Task prompt. Lines with "handle" in the records below: say how many there are, and add nothing.

Record set.
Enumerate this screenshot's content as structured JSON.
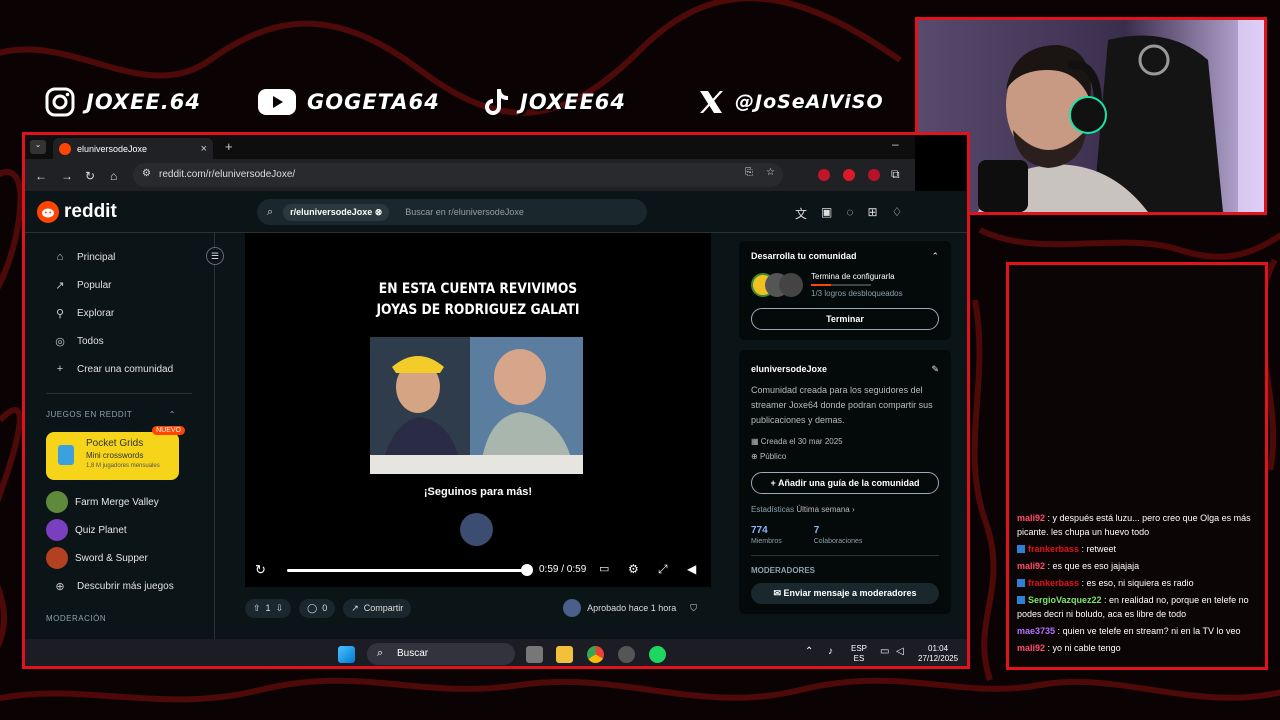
{
  "colors": {
    "frame_red": "#e0121b",
    "reddit_orange": "#ff4500",
    "link_blue": "#8ab4f8"
  },
  "socials": [
    {
      "icon": "instagram-icon",
      "handle": "JOXEE.64"
    },
    {
      "icon": "youtube-icon",
      "handle": "GOGETA64"
    },
    {
      "icon": "tiktok-icon",
      "handle": "JOXEE64"
    },
    {
      "icon": "x-icon",
      "handle": "@JoSeAlViSO"
    }
  ],
  "browser": {
    "tab_title": "eluniversodeJoxe",
    "url": "reddit.com/r/eluniversodeJoxe/"
  },
  "reddit": {
    "brand": "reddit",
    "search_chip": "r/eluniversodeJoxe",
    "search_placeholder": "Buscar en r/eluniversodeJoxe",
    "nav": [
      {
        "icon": "home-icon",
        "label": "Principal"
      },
      {
        "icon": "popular-icon",
        "label": "Popular"
      },
      {
        "icon": "explore-icon",
        "label": "Explorar"
      },
      {
        "icon": "all-icon",
        "label": "Todos"
      },
      {
        "icon": "plus-icon",
        "label": "Crear una comunidad"
      }
    ],
    "games_section": "JUEGOS EN REDDIT",
    "featured_game": {
      "title": "Pocket Grids",
      "subtitle": "Mini crosswords",
      "users": "1,8 M jugadores mensuales",
      "badge": "NUEVO"
    },
    "games": [
      {
        "label": "Farm Merge Valley",
        "color": "#5f8a3c"
      },
      {
        "label": "Quiz Planet",
        "color": "#7a3fbf"
      },
      {
        "label": "Sword & Supper",
        "color": "#b34020"
      }
    ],
    "more_games": "Descubrir más juegos",
    "moderation_section": "MODERACIÓN",
    "video": {
      "title_line1": "EN ESTA CUENTA REVIVIMOS",
      "title_line2": "JOYAS DE RODRIGUEZ GALATI",
      "subtitle": "¡Seguinos para más!",
      "time": "0:59 / 0:59",
      "progress": 1.0
    },
    "post": {
      "votes": "1",
      "comments": "0",
      "share": "Compartir",
      "approved": "Aprobado hace 1 hora"
    },
    "community_card": {
      "title": "Desarrolla tu comunidad",
      "task": "Termina de configurarla",
      "progress_text": "1/3 logros desbloqueados",
      "button": "Terminar"
    },
    "about": {
      "name": "eluniversodeJoxe",
      "description": "Comunidad creada para los seguidores del streamer Joxe64 donde podran compartir sus publicaciones y demas.",
      "created": "Creada el 30 mar 2025",
      "visibility": "Público",
      "guide_button": "Añadir una guía de la comunidad",
      "stats_label": "Estadísticas",
      "stats_period": "Última semana",
      "members": "774",
      "members_label": "Miembros",
      "contributions": "7",
      "contributions_label": "Colaboraciones",
      "moderators_label": "MODERADORES",
      "message_mods": "Enviar mensaje a moderadores"
    }
  },
  "taskbar": {
    "search": "Buscar",
    "lang_top": "ESP",
    "lang_bottom": "ES",
    "time": "01:04",
    "date": "27/12/2025"
  },
  "chat": [
    {
      "user": "mali92",
      "color": "#ff4d6d",
      "badge": false,
      "text": "y después está luzu... pero creo que Olga es más picante. les chupa un huevo todo"
    },
    {
      "user": "frankerbass",
      "color": "#e0121b",
      "badge": true,
      "text": "retweet"
    },
    {
      "user": "mali92",
      "color": "#ff4d6d",
      "badge": false,
      "text": "es que es eso jajajaja"
    },
    {
      "user": "frankerbass",
      "color": "#e0121b",
      "badge": true,
      "text": "es eso, ni siquiera es radio"
    },
    {
      "user": "SergioVazquez22",
      "color": "#7be36b",
      "badge": true,
      "text": "en realidad no, porque en telefe no podes decri ni boludo, aca es libre de todo"
    },
    {
      "user": "mae3735",
      "color": "#b072ff",
      "badge": false,
      "text": "quien ve telefe en stream? ni en la TV lo veo"
    },
    {
      "user": "mali92",
      "color": "#ff4d6d",
      "badge": false,
      "text": "yo ni cable tengo"
    }
  ]
}
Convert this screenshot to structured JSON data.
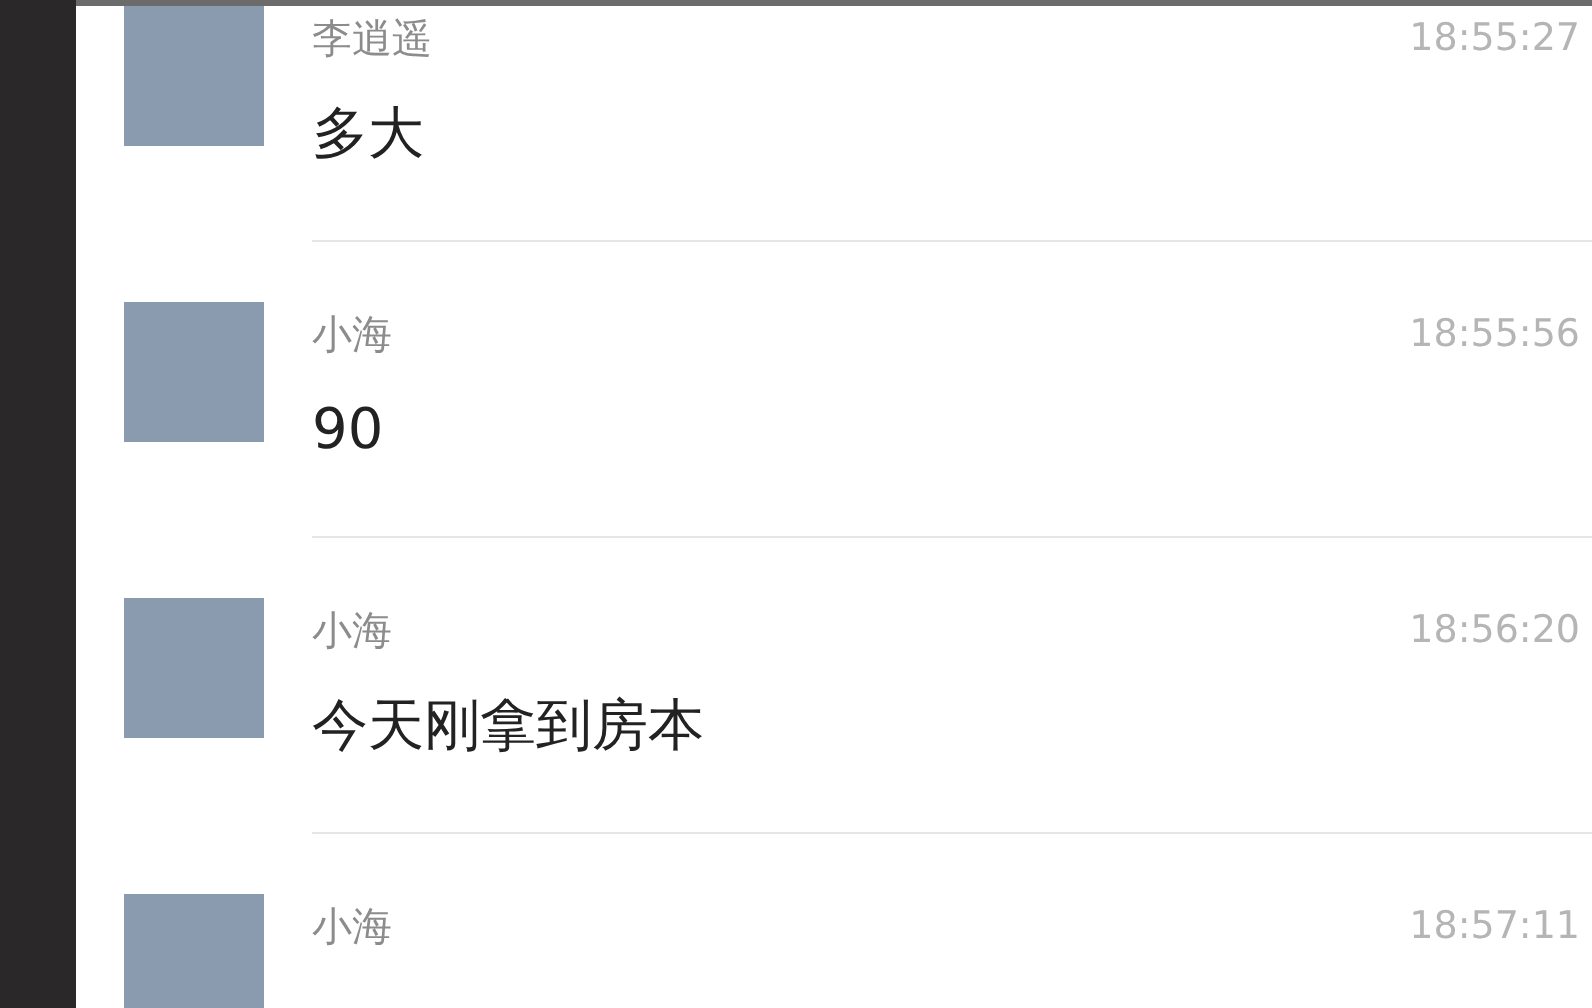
{
  "messages": [
    {
      "sender": "李逍遥",
      "time": "18:55:27",
      "text": "多大"
    },
    {
      "sender": "小海",
      "time": "18:55:56",
      "text": "90"
    },
    {
      "sender": "小海",
      "time": "18:56:20",
      "text": "今天刚拿到房本"
    },
    {
      "sender": "小海",
      "time": "18:57:11"
    }
  ]
}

Reply to the exercise. 4